“They sometimes insist on giving their personal information, and as the agent, you have to constantly inform them that it is against company policy and for their own good,” he said. “They will be scammed because they are careless with their information, so a dishonest agent will capitalise on that opportunity.”
“Links are always available for you to sell information, and because the cost of living is so high, and the salary for floor agents is so low, many will be tempted, but you have to determine if you want to risk everything and lose your freedom,” he offered.
Other popular means being used to capture data are smartwatches or spy cameras.
FRAUD COSTING THE SECTOR MILLIONS
A reliable source in the BPO sector told The Sunday Gleaner that fraud costs the industry more than US$50 million in revenue annually.
In the early days of the local BPO sector when data security protocols were far less stringent, clients’ personal information – ranging from financial records to social security numbers – became fair game for unscrupulous employees and their associates to enrich themselves.
Montego Bay soon became the epicentre for the lottery scam or advance-fee fraud, which raked in more than $300 million annually to the underground economy. The BPO sector was considered the leading feeder for scammers to acquire the lead sheets or lists with the personal data of unsuspecting victims, mainly elderly Americans.
Although scores of players have been collared by local and international law enforcement teams, the illicit activities continue.
SECURITY DEPENDS ON STRENGTH OF SYSTEMS
According to Anand Biradar, president of the Global Services Association of Jamaica, the strength of a system depends on how robust a company and its clients’ infrastructure are.
“Mostly, they are safe, but there could be vulnerabilities,” he said, pointing out that most BPOs do site visits before entering into work-from-home arrangements with staff.
Biradar said that while such arrangements will continue, it will be on a lesser scale, with more than 80 per cent of tasks being done from the company sites. But he refused to comment on the value of loss to the sector.
“Majority of the systems use masking technology [to not show financial information] and automated financial information capture (IVR),” he told The Sunday Gleaner. “In some instances, cameras are installed, while home audits are conducted frequently.”
Systems are also in place to block features like screen capture, and the copy and paste function, while USB access is normally disabled.
With millions of investment dollars at stake, outsourcing operators in Jamaica have had to work hard to retain the contracts of major overseas companies, instituting a raft of strict security measures to protect data, including subjecting staff to searches on entering or leaving the premises. Outcries of violations of the rights of the workers were quickly rebutted by operators, who charged that unconventional measures were necessary to counter the increase in scamming.
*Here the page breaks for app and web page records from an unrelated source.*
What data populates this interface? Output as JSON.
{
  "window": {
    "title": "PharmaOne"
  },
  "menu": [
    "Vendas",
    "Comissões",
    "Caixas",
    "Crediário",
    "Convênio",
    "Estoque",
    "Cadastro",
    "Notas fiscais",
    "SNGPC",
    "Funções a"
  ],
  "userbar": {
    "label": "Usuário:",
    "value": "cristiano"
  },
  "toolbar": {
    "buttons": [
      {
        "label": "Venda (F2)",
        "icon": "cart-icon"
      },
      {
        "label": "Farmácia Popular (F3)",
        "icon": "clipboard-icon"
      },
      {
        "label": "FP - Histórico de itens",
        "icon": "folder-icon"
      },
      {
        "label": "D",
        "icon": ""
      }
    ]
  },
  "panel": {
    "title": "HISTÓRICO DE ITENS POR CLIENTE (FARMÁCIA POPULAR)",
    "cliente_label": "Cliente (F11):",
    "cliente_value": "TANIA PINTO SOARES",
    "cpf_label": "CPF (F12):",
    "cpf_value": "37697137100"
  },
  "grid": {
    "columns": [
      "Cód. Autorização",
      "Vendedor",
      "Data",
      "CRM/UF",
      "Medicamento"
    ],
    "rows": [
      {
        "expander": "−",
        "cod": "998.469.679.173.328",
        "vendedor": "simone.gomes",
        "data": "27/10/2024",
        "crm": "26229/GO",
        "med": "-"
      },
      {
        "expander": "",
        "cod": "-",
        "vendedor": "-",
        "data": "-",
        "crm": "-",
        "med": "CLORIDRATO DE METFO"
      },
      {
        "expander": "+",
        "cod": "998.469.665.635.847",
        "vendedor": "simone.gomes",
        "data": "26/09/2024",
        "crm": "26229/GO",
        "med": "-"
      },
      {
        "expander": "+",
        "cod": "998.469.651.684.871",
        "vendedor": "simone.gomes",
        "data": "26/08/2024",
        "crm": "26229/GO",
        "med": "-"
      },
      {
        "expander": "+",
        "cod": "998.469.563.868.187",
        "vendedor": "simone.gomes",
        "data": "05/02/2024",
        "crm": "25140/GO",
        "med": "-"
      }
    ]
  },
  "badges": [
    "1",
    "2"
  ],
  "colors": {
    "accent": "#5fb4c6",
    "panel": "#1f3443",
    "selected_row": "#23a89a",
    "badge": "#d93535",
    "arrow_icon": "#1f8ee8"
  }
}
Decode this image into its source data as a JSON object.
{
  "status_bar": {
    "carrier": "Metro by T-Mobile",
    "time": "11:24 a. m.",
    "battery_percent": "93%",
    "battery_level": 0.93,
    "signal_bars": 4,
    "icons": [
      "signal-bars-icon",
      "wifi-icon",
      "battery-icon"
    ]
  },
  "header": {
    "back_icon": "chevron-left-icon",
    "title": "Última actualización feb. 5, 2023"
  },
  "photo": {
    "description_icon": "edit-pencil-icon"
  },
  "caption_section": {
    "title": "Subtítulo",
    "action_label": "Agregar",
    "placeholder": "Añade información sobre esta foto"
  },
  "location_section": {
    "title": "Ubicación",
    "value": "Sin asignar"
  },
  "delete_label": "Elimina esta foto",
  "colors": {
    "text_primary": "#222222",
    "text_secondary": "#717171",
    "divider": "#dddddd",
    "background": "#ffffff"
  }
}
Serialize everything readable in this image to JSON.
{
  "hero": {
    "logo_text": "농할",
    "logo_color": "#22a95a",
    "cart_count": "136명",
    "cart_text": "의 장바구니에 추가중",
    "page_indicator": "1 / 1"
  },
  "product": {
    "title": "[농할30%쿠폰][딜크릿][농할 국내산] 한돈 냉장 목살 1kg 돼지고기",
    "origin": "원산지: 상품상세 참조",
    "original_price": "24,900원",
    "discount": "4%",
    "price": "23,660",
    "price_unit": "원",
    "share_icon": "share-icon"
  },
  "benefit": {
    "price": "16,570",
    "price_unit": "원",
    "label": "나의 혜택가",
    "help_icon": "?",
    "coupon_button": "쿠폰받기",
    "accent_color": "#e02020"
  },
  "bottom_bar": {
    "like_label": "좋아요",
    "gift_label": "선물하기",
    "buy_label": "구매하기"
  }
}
Biradar is only aware of one incident of fraud currently before the local criminal court, but said a solution to ensure stricter background checks for potential workers in the industry is on the way.